For some reason her most popular tune popped back into my consciousness a few months ago, and I thought I’d blab about it for a birthday blogpost. “The Happiest Girl in the Whole U.S.A.” made it all the way to #11 on the pop charts in 1972, but the radio isn’t the only place you’d hear it — Fargo would trot it out for years on variety shows (as one hit wonders will do, though she was actually a two hit wonder, the other being “Funny Face”), and you’d see her from time to time on Hee Haw, and this song was prominently included in anthologized record albums that were advertised on television.
Hearing this song from the vantage point of 2014, I’m of two minds.
One, is “Wow!, just wow. I lived in a time when a song like THIS was on the pop charts.” It’s fairly unimaginable now. I’m thinking especially of the chorus and the part where she “thanks the Lord”. It’s the sound of reaction, of Nixon’s America. “Purple Haze” was 1967. In 1972, there was no shortage of crazy rock and roll happening, but somehow the mainstream had shifted…the Carpenters, the Osmonds, the Patridge Family, and stuff like this were now at the center. This is a cultural moment crystallized.

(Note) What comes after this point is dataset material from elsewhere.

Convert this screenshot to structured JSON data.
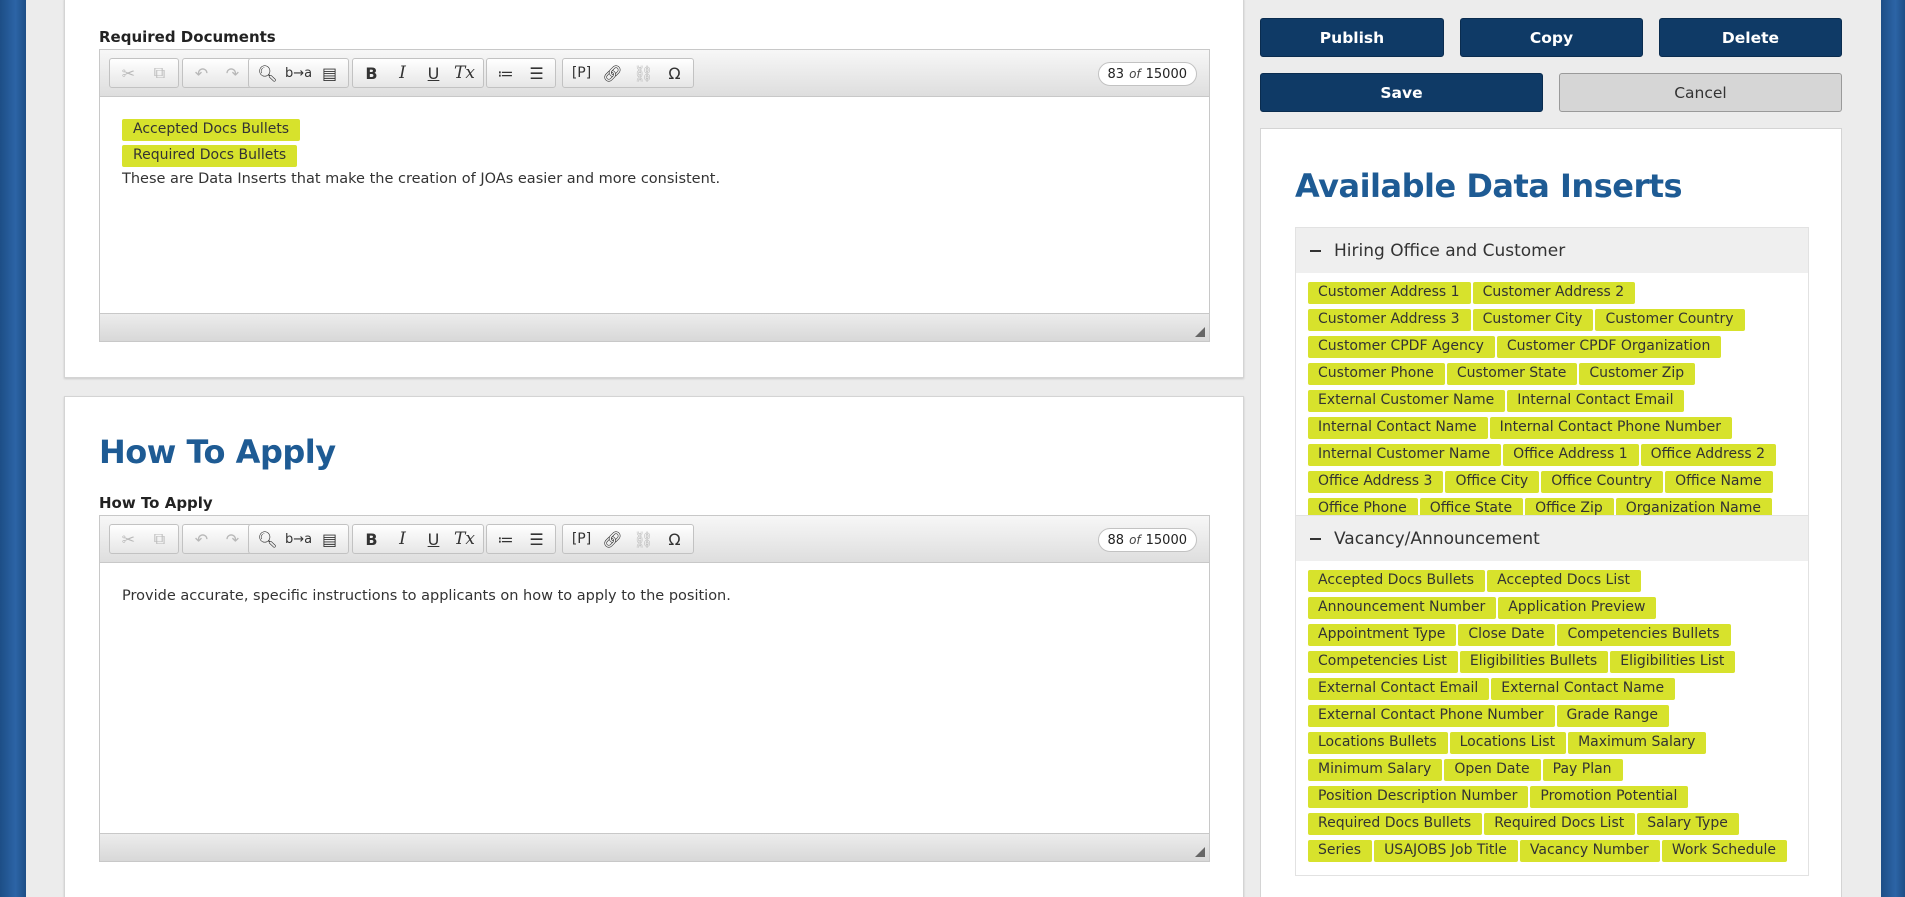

But my second thought, when I listen to the verses is: it’s not a total reaction. In some ways (sexually, for example) it’s progressive. There’s a bed in it. Lovemaking has occurred. In the old days, lyrics would never have gone anywhere near those images, despite the fact that all humans have engaged in the behavior since humans have existed. Furthermore, Fargo wrote the tune herself – – it reflects a woman’s perspective. That must be why the lovers in the song make each other’s lunches! Listen to it here on Youtube until some turkey takes it down.
To learn about the history of show business (including tv variety), consult No Applause, Just Throw Money: The Book That Made Vaudeville Famous, available at Amazon, Barnes and Noble, and wherever nutty books are sold.